The Loophole That’s Letting Companies Sneak Trans Fats Into Your Food

The Environmental Working Group found that 27 percent of all grocery items contained the artery-clogging substance—but only 2 percent disclosed that information.
(Photo: Erik Isaacson/Getty Images)
May 22, 2015· 1 MIN READ
Josh Scherer has written for Epicurious, Thrillist, and Los Angeles magazine. He is constantly covered in corn chip crumbs.

In 2003, California attorney Steven Joseph filed a lawsuit against Kraft Foods with the goal of removing dangerous trans fats from Oreos. One day afer his story made headlines, the processed food giant announced that it would be removing partially hydrogenated oil—one of the most common sources of trans fat—from the iconic sandwich cookie. Everyone cheered.

So, for the past 12 years, you’ve gotten all the nostalgic joy of milk-soaked Oreos without increasing your risk of heart disease—or so it seemed. According to new analysis from the Environmental Working Group, you’re likely packing away more trans fats than nutrition labels would have you believe. Researchers studied 84,000 different foods from the EWG interactive food database and found that 27 percent contained trans fats, and an additional 10 percent contaned ingredients that are likely to contain the substance. The real problem is that only 2 percent of companies disclose that in the nutrition facts.

RELATED: Positive Proof That Banning Trans Fats Leads to Improved Health

They’re able to get away with it because of a federal regulatory loophole that allows companies to round the trans fat content of any food item down to zero if it contains under half of gram of the artery-clogging substance per serving. In the case of trans fats, which have no safe level of consumption recommended by the American Heart Association, any amount you consume is potentially harmful. Those fractions of grams add up over time, and according to a press release from the EWG, “A few slices of frozen pizza and a packaged cookie or two can spike a child’s trans fat intake to unhealthy levels.”

Why You Should Care: Diet-related diseases account for $71 billion in health care costs and claim the lives of an estimated 580,000 Americans each year, according to the Center for Science in the Public Interest. Not only have trans fats been linked to raisng LDL, more commonly known as bad cholesterol, but they’re also associated with lowering HDL—good cholesterol—putting people at risk for heart disease. For people to truly educate themselves about food and make well-informed decisions, the FDA needs to hold food companies accountable for being fully transparent and publicly disclosing all the information about their products.

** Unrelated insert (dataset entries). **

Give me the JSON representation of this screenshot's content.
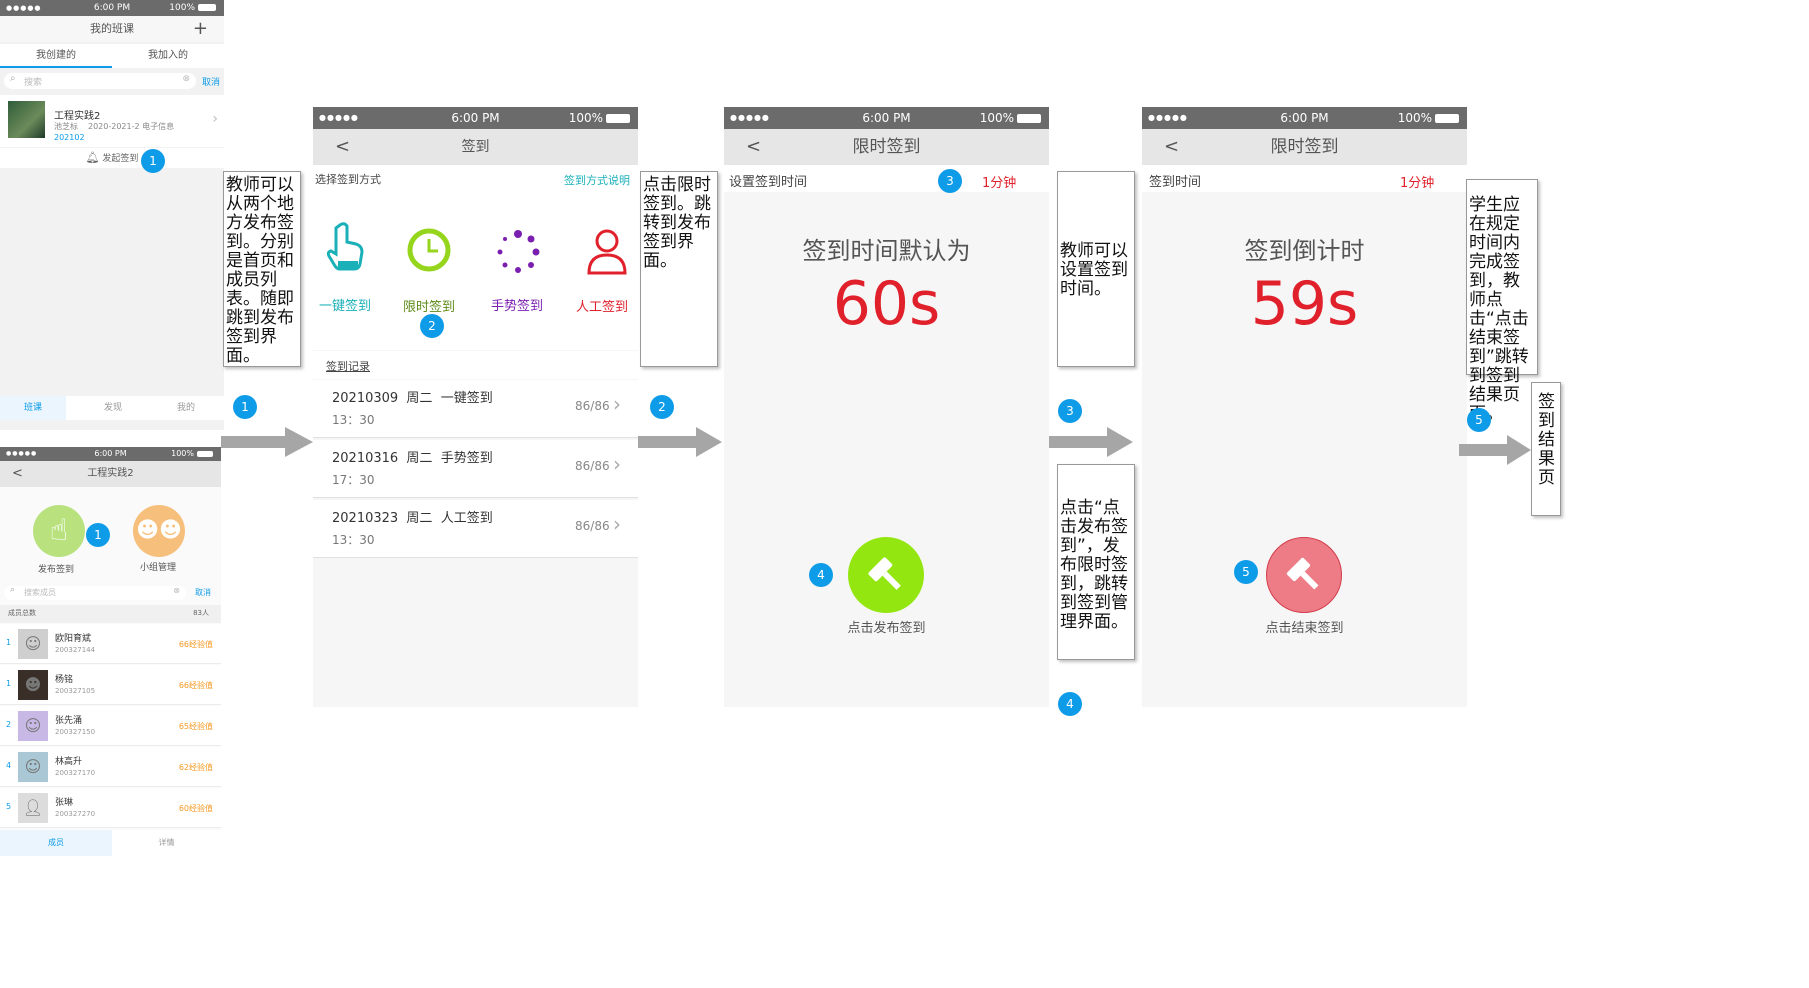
{
  "status_bar": {
    "dots": "●●●●●",
    "time": "6:00 PM",
    "battery": "100%"
  },
  "screen1": {
    "title": "我的班课",
    "plus": "+",
    "tabs": [
      "我创建的",
      "我加入的"
    ],
    "search_placeholder": "搜索",
    "cancel": "取消",
    "class": {
      "name": "工程实践2",
      "teacher": "池芝标",
      "term": "2020-2021-2 电子信息",
      "code": "202102"
    },
    "signin_link": "发起签到",
    "bottom_tabs": [
      "班课",
      "发现",
      "我的"
    ]
  },
  "screen1b": {
    "title": "工程实践2",
    "back": "<",
    "action_publish": "发布签到",
    "action_group": "小组管理",
    "search_placeholder": "搜索成员",
    "cancel": "取消",
    "member_total_label": "成员总数",
    "member_total": "83人",
    "members": [
      {
        "rank": "1",
        "name": "欧阳育斌",
        "id": "200327144",
        "exp": "66经验值"
      },
      {
        "rank": "1",
        "name": "杨铭",
        "id": "200327105",
        "exp": "66经验值"
      },
      {
        "rank": "2",
        "name": "张先涌",
        "id": "200327150",
        "exp": "65经验值"
      },
      {
        "rank": "4",
        "name": "林高升",
        "id": "200327170",
        "exp": "62经验值"
      },
      {
        "rank": "5",
        "name": "张琳",
        "id": "200327270",
        "exp": "60经验值"
      }
    ],
    "bottom_tabs": [
      "成员",
      "详情"
    ]
  },
  "screen2": {
    "title": "签到",
    "back": "<",
    "choose_label": "选择签到方式",
    "explain_link": "签到方式说明",
    "methods": [
      {
        "label": "一键签到",
        "color": "#1ab0b8"
      },
      {
        "label": "限时签到",
        "color": "#5e8b19"
      },
      {
        "label": "手势签到",
        "color": "#7a1fb0"
      },
      {
        "label": "人工签到",
        "color": "#e0212c"
      }
    ],
    "records_label": "签到记录",
    "records": [
      {
        "date": "20210309  周二  一键签到",
        "time": "13：30",
        "count": "86/86"
      },
      {
        "date": "20210316  周二  手势签到",
        "time": "17：30",
        "count": "86/86"
      },
      {
        "date": "20210323  周二  人工签到",
        "time": "13：30",
        "count": "86/86"
      }
    ]
  },
  "screen3": {
    "title": "限时签到",
    "back": "<",
    "setting_label": "设置签到时间",
    "duration": "1分钟",
    "headline": "签到时间默认为",
    "seconds": "60s",
    "button_label": "点击发布签到",
    "button_color": "#93e60f"
  },
  "screen4": {
    "title": "限时签到",
    "back": "<",
    "setting_label": "签到时间",
    "duration": "1分钟",
    "headline": "签到倒计时",
    "seconds": "59s",
    "button_label": "点击结束签到",
    "button_color": "#ee7c86"
  },
  "notes": {
    "n1": "教师可以从两个地方发布签到。分别是首页和成员列表。随即跳到发布签到界面。",
    "n2": "点击限时签到。跳转到发布签到界面。",
    "n3": "教师可以设置签到时间。",
    "n4": "点击“点击发布签到”，发布限时签到，跳转到签到管理界面。",
    "n5": "学生应在规定时间内完成签到，教师点击“点击结束签到”跳转到签到结果页面。",
    "n6": "签到结果页"
  },
  "step_numbers": [
    "1",
    "1",
    "1",
    "2",
    "2",
    "3",
    "3",
    "4",
    "4",
    "5",
    "5"
  ],
  "colors": {
    "accent_blue": "#0e9ce8",
    "red": "#e0212c",
    "gray_bar": "#6b6b6b"
  }
}
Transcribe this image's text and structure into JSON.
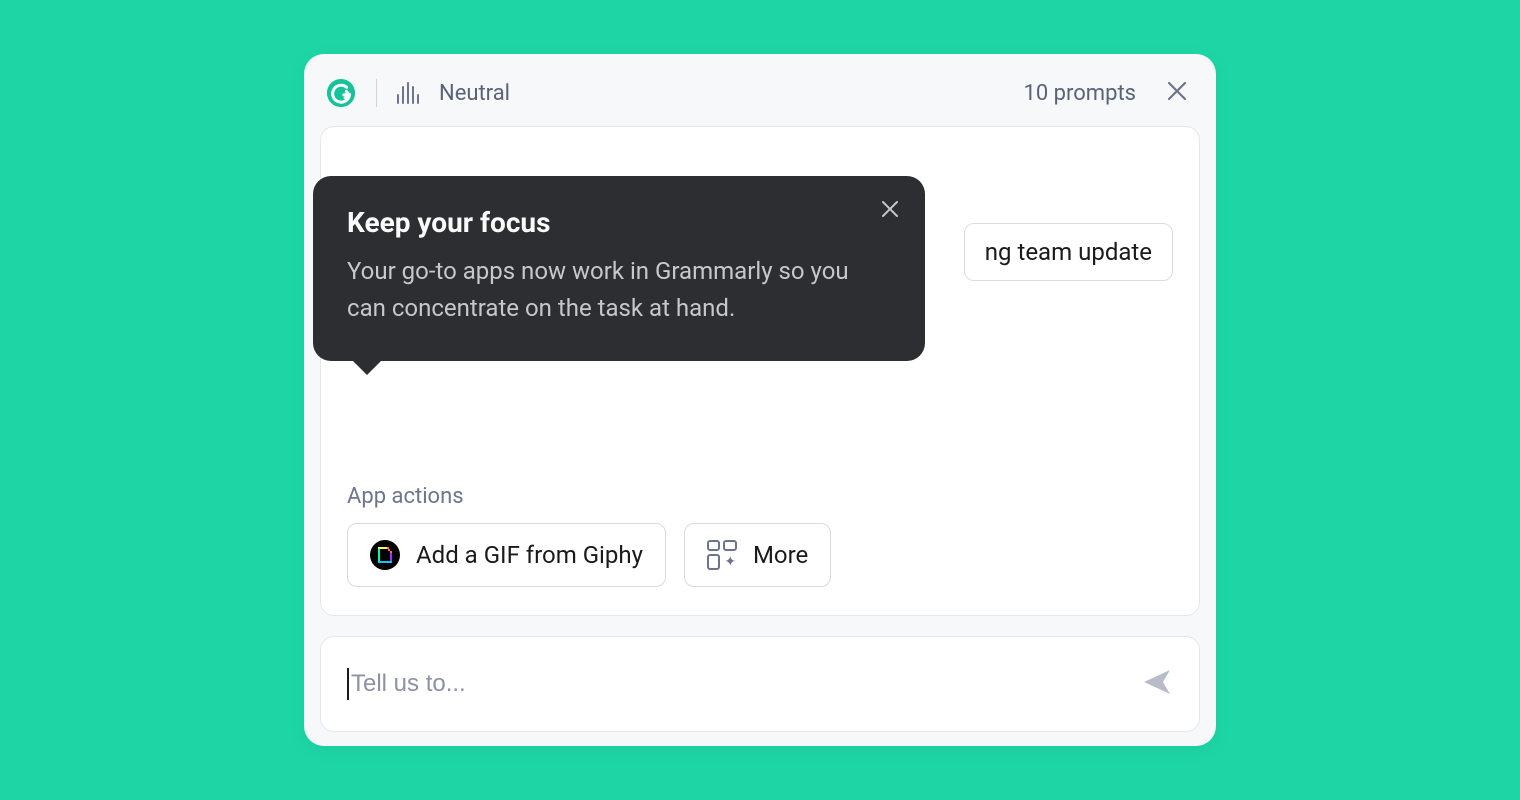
{
  "header": {
    "tone_label": "Neutral",
    "prompts_label": "10 prompts"
  },
  "tooltip": {
    "title": "Keep your focus",
    "body": "Your go-to apps now work in Grammarly so you can concentrate on the task at hand."
  },
  "suggestion_chip_visible_text": "ng team update",
  "app_actions": {
    "label": "App actions",
    "giphy_label": "Add a GIF from Giphy",
    "more_label": "More"
  },
  "input": {
    "placeholder": "Tell us to..."
  }
}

If you want to find out whether the food you’re eating contains fractions of grams of trans fats, you can use the EWG’s Food Scores database, which uses a 0.0 point scale.